  21. The position or way in which anything lies; the lay, as of land or country.
  22. To be or exist; to belong or pertain; to have an abiding place; to consist; - with in.
  23. To rest in a reclining position; to take such a position; rest or remain; be situated or placed.
  24. To speak a falsehood.
  25. A faleshood.
  26. Lay.
  27. Lain.
  28. Lying.
  29. Lied,.
  30. Anything meant to deceive: an intentional violation of truth: anything that misleads.
  31. To utter falsehood with an intention to deceive: to make a false representation:- pr. p. lying; pa. t. and pa. p. lied.
  32. To rest in a reclining posture: to lean: to press upon: to be situated: to abide: to consist: ( law) to be sustainable:- pr. p. lying; pa. t. lay; pa. p. lain, ( B.) lien.
  33. An intentional falsehood; deception.
  34. To rest horizontally, lean, be situated, consist.
  35. To utter falsehood.
  36. To rest or lay oneself down at full length; sleep; lodge; abide.
  37. To utter falsehood; give a deceitful impression.
  38. An untruth; falsehood.
  39. A false statement, uttered for the purpose of deception; an intentional violation of truth; a fiction; anything that misleads.
  40. How a thing lies; position.
  41. To utter falsehood with an intention to deceive; to say or do that which deceives another. To give the lie, to charge with falsehood.

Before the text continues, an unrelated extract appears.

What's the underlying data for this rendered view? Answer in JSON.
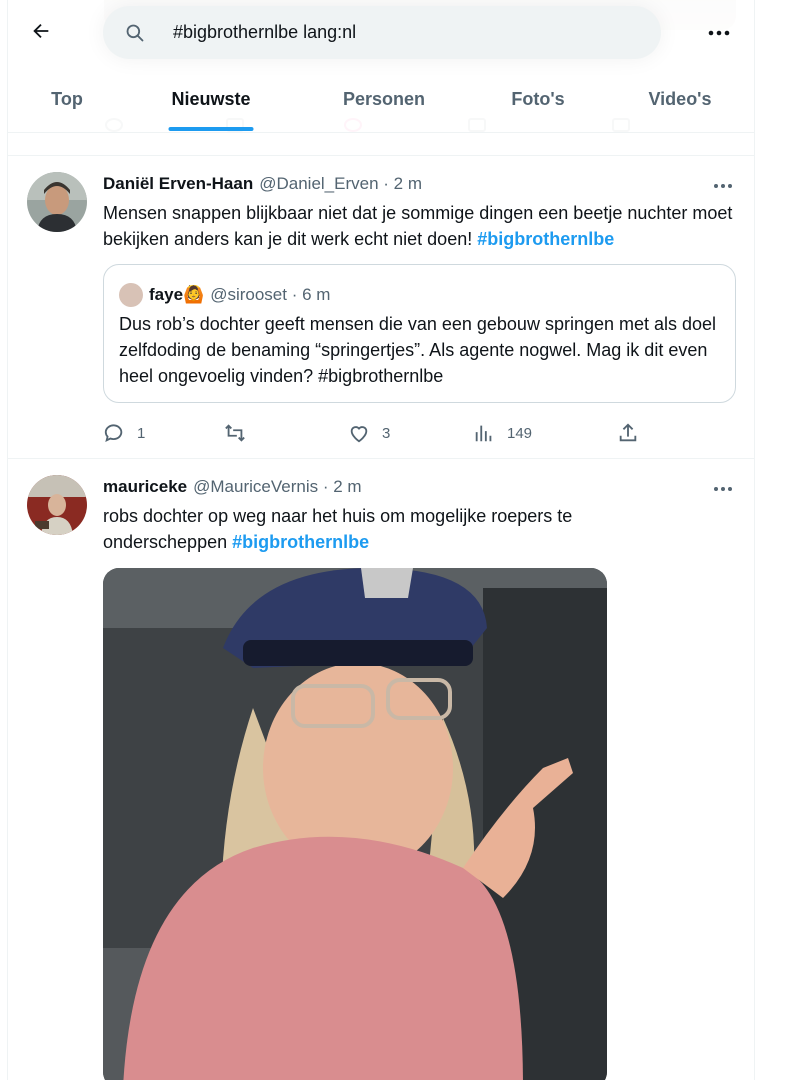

  42. To rest in a reclining posture; to lean; to press on; to be situated; to be; to abide; to consist; to be sustainable. To lie at the heart, to be fixed as an object of affection or anxiety. To lie by, to rest; to be near. To lie in the way, to lie an obstacle or impediment. To lie hard or heavy, to oppress; to burden. To lie on hand, to remain in possession; to remain unsold. To lie on the hands, to remain unoccupied or unsold. To lie on the head, to be imputed. To lie in wait, to wait for in concealment or in ambush. To lie in one, to be in the power of; to belong to. To lie down, to lay the body on the ground; to go to rest. To lie in, to be in childbed. To lie under, to be subject to; to suffer. To lie on or upon, to be a matter of obligation or duty. To lis with, to lodge or sleep with; to have carnal knowledge of; to belong to. To lie over to remain unpaid, after the time when payment is due.
  43. A statement not true; a falsehood.
  44. To state that which is not the truth; to tell a falsehood.
  45. To rest lengthwise on or against; to press upon; to rest; to remain; to be situated; to sleep; in law, to be sustainable; to be recorded for trial.
  46. In geol., the manner in which strata are disposed.

Usage examples for lie

  1. Why should I lie to you, Mr. Seiden? – The Competitive Nephew by Montague Glass
  2. Not a lie, certainly. – Ayala's Angel by Anthony Trollope
  3. " I don't think it's never right to lie. – Comrade Yetta by Albert Edwards
  4. Lie still for a while, my good fellow. – Middy and Ensign by G. Manville Fenn
  5. He could not tell a lie. – Timar's Two Worlds by Mór Jókai
  6. I'll be sure to think of some lie. – Penny Plain by Anna Buchan (writing as O. Douglas)
  7. Why should I tell a lie? – Rossmoyne by Unknown
  8. Do you think I want you to lie to me? – A Little Rebel by Mrs. Hungerford
  9. Besides, it would have been a lie." – Tom Brown at Oxford by Thomas Hughes
  10. " He speakee lie," said Hamed. – The Three Commanders by W.H.G. Kingston
  11. By your courtesie, pray let me lie now by your side. – The Nibelungenlied by Unknown
  12. Which is no lie either. – Yollop by George Barr McCutcheon
  13. Lie to me, if you must!" – A Romance of Wastdale by A. E. W. (Alfred Edward Woodley) Mason
  14. Then she thought that she would tell the lie. – An Old Man's Love by Anthony Trollope
  15. You know that it is a lie. – Montezuma's Daughter by H. Rider Haggard
  16. I'll- I'll lie in wait for him on his way home and shoot him. – Loyal to the School by Angela Brazil
  17. You lie even to yourself. – The Princess Virginia by C. N. Williamson A. M. Williamson